This section displays the Inputs, or tools that are sending data from your organization to Monad, and the Outputs, or tools that are receiving data from Monad. Inputs can be several different types of tools including security tools, and enrichment tools. Outputs include data warehouses such as Snowflake and Postgres, webhook-based alerting systems like Slack and PagerDuty, and issue tracking systems such as ServiceNow and Jira.

You can see the list of available connectors in the Monad catalog.


The Map view of your Monad deployment gives you a dashboard view of your Monad deployment. This includes the different tools you have connected, and the connection and sync statistics.

If any tools fail to sync, their connection lines appear in a red error state to indicate that there’s a problem. You can click these lines to go directly to the error message.

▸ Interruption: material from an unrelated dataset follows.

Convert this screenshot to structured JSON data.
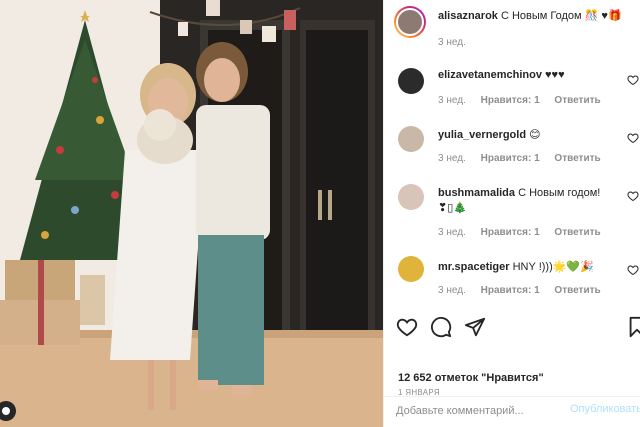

The Inputs page shows a detailed list of the inputs connected to Monad, and displays details about them. You can either view a summary of all of the activity of your inputs, or click a specific one to view its details only.

Inputs are sorted into specific categories: Security and Enrichment. Security tools come in many types, but might provide information about assets (both physical and virtual) in your organization, as well as vulnerabilities on those assets. Enrichment inputs might provide context around the owners and users of the assets reported by the security tools.


Output connectors come in two major types: warehouses and storage

Warehouse connectors allow you to download your security data as normalized by the Monad Object Model, so you can use additional analytics and BI tools to query it.

Storage connectors allow you to download your security data to cloud file stores such as S3 and the Amazon Security Lake.

This page was last modified: 2 Aug 2023